Los Llanos airport's origins date back to 1913, when a commission from Guadalajara Air Station Park visited Albacete and requested town council's support and the donation of the necessary land to set up a station for the park. The town council accepted and approved the cession of land situated in the areas known as Los Llanos and La Pulgosa, where the construction of an aerodrome and the necessary ancillary buildings was approved. The agreement was passed onto the War Ministry, who officially accepted the offer in 1916, and a few months later approved the aerodrome's construction and budgets.

While work was being carried out on the aerodrome, a provisional one was built on land near the exhibition centre, which would be occasionally used from 26 May 1916, when the military Madrid-Cartagena raid stopped over in the city. The work on the new aerodrome was interrupted owing to the lack of budget from the War Ministry and City Hall's refusal to accept responsibility for it.

In September 1917, the general manager of Military Aviation, explained to Albacete's mayor the need for an airfield between Cuatro Vientos and Los Alcázares, which is why Albacete was chosen for the construction of the aerodrome. The town council purchased land on the La Torrecilla estate, which was then ceded to the War Ministry. Military Aviation began the construction of the hangars and adapted the land. This airport was called La Torrecica and was used for the first time by two planes, which arrived in the city in September 1923 for the festivals that year.

It was suggested that the Spanish Aviation Company (CEA) should take charge of the training of the official pilots, and that its site would be La Torrecica aerodrome, and in February 1924, the first course began. La Torrecica thus became the venue of the Elementary Civil Flying School. In 1927, the CEA moved from the airfield to 50-hectare grounds on the Los Llanos estate, where it would build an airfield and a series of ancillary facilities. This was officially inaugurated on 27 April 1929. From then on, the old La Torrecica aerodrome was used by some military aircraft and a flying school.

In 1931, owing to the budgetary restrictions in the War Ministry, Army and Navy, the contract with the CEA was rescinded, thereby obliging the company to close its school in October 1932. Nonetheless, the aerodrome remained opened to civil traffic.

During the civil war, the aerodrome was used by the military rebels and, from 26 July 1936, by the Republicans.
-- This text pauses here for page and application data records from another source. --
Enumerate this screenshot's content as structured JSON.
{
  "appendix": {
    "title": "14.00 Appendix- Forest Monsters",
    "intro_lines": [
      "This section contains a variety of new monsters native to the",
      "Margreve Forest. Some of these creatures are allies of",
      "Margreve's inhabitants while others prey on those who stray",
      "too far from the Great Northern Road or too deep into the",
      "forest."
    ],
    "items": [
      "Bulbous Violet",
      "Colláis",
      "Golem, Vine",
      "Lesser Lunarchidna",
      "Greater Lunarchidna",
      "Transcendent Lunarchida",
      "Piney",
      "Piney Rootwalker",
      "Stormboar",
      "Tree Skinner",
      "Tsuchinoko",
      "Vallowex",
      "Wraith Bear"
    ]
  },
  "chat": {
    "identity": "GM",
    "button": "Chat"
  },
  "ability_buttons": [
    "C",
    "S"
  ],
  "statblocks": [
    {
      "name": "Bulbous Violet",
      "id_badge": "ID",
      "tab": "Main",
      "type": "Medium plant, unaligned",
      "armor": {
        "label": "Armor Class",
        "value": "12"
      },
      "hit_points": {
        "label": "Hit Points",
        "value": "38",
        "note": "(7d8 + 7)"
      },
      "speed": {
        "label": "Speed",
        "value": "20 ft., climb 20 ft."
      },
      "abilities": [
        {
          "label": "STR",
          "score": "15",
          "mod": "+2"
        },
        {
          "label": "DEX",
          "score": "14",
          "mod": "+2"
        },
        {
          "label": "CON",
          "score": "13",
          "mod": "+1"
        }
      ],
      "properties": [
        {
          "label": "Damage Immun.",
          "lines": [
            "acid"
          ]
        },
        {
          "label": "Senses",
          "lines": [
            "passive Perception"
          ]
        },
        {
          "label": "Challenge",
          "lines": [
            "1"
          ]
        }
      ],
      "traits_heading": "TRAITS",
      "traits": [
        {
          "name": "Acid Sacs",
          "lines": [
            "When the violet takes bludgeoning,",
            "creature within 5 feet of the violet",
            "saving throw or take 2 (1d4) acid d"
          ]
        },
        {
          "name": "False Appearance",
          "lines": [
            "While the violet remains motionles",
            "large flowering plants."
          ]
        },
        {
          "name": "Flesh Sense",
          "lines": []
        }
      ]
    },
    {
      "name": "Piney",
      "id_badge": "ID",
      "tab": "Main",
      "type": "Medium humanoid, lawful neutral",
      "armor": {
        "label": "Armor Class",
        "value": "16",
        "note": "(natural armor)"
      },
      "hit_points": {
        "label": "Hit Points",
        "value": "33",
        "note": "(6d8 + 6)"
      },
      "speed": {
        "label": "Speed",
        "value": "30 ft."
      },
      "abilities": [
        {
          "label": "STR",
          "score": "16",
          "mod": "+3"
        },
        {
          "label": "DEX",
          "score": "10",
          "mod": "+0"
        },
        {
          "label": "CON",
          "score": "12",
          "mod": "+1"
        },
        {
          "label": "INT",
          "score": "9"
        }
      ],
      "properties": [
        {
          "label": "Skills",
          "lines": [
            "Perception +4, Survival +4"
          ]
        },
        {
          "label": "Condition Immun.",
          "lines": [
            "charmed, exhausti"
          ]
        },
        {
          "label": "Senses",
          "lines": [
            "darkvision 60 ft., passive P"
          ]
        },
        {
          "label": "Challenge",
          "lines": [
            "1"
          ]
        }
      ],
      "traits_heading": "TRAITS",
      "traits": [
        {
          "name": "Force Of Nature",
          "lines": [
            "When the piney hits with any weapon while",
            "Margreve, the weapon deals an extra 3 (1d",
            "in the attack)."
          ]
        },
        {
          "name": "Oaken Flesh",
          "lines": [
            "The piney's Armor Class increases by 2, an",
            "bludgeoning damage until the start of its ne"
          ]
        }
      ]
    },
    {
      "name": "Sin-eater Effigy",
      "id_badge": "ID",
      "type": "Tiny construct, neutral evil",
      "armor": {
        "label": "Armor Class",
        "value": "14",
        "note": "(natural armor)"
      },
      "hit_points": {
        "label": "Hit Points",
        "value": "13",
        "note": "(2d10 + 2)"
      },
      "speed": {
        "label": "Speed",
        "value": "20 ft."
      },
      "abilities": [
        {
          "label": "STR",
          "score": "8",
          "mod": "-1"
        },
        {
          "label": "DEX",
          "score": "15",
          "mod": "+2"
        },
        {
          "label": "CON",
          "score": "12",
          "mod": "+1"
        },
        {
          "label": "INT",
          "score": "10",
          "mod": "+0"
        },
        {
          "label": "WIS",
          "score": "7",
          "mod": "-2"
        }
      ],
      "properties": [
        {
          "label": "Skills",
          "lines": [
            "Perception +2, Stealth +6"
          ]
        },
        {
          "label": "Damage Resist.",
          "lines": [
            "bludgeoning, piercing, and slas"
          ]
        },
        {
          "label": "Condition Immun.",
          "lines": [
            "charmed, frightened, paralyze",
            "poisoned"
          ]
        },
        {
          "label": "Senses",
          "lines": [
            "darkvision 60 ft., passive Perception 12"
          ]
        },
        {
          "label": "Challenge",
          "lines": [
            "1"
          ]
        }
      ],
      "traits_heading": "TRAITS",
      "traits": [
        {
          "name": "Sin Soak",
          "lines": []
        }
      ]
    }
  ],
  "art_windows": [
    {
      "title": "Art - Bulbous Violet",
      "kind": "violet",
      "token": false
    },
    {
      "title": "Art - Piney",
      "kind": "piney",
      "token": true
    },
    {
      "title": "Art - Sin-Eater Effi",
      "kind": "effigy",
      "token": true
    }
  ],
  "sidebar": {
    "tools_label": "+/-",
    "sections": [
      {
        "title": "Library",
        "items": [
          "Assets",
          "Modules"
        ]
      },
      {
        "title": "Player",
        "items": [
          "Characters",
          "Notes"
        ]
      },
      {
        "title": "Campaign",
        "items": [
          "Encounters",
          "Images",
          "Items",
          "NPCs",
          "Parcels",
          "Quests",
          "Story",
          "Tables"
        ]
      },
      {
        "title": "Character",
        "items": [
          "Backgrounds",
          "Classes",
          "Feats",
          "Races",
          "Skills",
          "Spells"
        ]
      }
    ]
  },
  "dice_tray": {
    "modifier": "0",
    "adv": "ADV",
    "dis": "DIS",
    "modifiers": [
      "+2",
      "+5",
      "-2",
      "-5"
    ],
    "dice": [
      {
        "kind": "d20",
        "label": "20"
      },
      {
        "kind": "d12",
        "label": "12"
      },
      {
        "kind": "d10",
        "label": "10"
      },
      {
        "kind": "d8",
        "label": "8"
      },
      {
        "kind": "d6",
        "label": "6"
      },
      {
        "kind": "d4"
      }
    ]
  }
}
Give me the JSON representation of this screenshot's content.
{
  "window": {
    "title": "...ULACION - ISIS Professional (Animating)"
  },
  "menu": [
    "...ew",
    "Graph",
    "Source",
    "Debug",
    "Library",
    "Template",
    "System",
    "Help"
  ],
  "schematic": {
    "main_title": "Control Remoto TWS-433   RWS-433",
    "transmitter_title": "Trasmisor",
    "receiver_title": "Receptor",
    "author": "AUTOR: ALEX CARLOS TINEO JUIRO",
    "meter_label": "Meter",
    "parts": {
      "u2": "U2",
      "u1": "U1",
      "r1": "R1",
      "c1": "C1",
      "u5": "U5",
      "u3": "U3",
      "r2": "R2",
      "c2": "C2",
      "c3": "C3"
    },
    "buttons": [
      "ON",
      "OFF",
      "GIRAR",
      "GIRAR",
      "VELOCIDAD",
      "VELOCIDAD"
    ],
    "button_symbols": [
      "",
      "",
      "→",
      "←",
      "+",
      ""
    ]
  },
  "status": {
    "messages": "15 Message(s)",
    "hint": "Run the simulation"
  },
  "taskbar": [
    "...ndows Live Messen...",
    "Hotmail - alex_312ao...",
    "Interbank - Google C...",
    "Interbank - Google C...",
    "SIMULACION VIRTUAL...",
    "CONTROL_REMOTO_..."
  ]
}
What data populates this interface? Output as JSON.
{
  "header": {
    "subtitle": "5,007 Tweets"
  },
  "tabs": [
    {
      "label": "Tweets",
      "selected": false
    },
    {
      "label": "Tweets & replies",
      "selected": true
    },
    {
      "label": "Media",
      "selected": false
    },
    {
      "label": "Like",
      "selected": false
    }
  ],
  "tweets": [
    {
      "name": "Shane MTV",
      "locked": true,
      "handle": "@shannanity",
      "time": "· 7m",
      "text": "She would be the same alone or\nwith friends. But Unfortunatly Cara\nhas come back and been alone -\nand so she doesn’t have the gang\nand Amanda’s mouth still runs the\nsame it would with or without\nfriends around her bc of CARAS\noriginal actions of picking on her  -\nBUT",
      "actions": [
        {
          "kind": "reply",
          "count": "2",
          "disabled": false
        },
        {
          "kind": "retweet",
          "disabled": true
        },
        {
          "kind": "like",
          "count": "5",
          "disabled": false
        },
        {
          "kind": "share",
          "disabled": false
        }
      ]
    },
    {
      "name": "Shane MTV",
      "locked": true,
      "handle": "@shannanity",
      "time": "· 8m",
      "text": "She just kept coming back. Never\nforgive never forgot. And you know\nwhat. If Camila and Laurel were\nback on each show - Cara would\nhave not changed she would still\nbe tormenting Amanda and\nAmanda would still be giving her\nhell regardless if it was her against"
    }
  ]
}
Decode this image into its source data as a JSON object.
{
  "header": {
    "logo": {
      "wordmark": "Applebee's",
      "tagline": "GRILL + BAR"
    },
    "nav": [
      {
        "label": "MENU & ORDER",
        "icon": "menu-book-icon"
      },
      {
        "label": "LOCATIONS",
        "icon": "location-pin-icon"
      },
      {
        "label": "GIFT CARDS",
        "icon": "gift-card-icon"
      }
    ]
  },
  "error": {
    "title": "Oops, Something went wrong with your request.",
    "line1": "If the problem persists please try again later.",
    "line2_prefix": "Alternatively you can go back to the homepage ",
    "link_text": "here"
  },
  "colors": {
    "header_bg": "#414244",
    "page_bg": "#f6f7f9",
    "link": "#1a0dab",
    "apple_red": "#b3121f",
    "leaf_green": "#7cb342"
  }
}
Once the war was over, the Air Force set up the 13th Bomber Squadron in Los Llanos with Katiuska planes from the former Republican aviation. The State acquired the aerodrome and the workshops served as a base for Albacete's Air Arsenal. This did not prevent the airport from opening to civil traffic in July 1946. Work was carried out, including the paving and subsequent extension of Runway 28-10 to 2,250 by 65 metres.

Due to the scarcity of civil traffic and the fact the air base was increasingly used for military purposes, it was closed to civil traffic in 1955. 10 years later it was reopened for civil use during the day at the request of Albacete Flying Club, which would establish its base there from that time.

In 1991, a non-aeronautical event changed the airport's activity. The Albacete Balompié football team moved up to the first division, which is why the commercial aircraft had to land at Los Llanos to transfer the teams from all over the country on the first charter flights to Los Llanos. In 1992, a travel agency began to arrange Albacete – Palma de Mallorca charter flights with great success.

In June 2003, to enable civilian use of the facilities, Aena opened the Provisional Passenger Area with the approval of the Air Force General Staff. These provisional facilities consisted of a provisional passenger terminal, refurbishment of the firefighting services building, adaptation of the Maestranza apron, and a garage for firefighting vehicles.

In November 2005, the Ministry of Public Works inaugurated the new Terminal Building, with a surface area of over 2,200 square metres. The runway, 2,700 by 60 metres has a category I ILS system in both departure points for low-visibility operations and can be operated by any type of aircraft. The parking apron, with an area of some 20,000 square metres, has capacity for two B-737s and four light aircraft. The airport also has a services building housing the rescue and fire fighting service, a loading centre, the power plant, a mechanical workshop for airport vehicles, and other facilities, including a car park.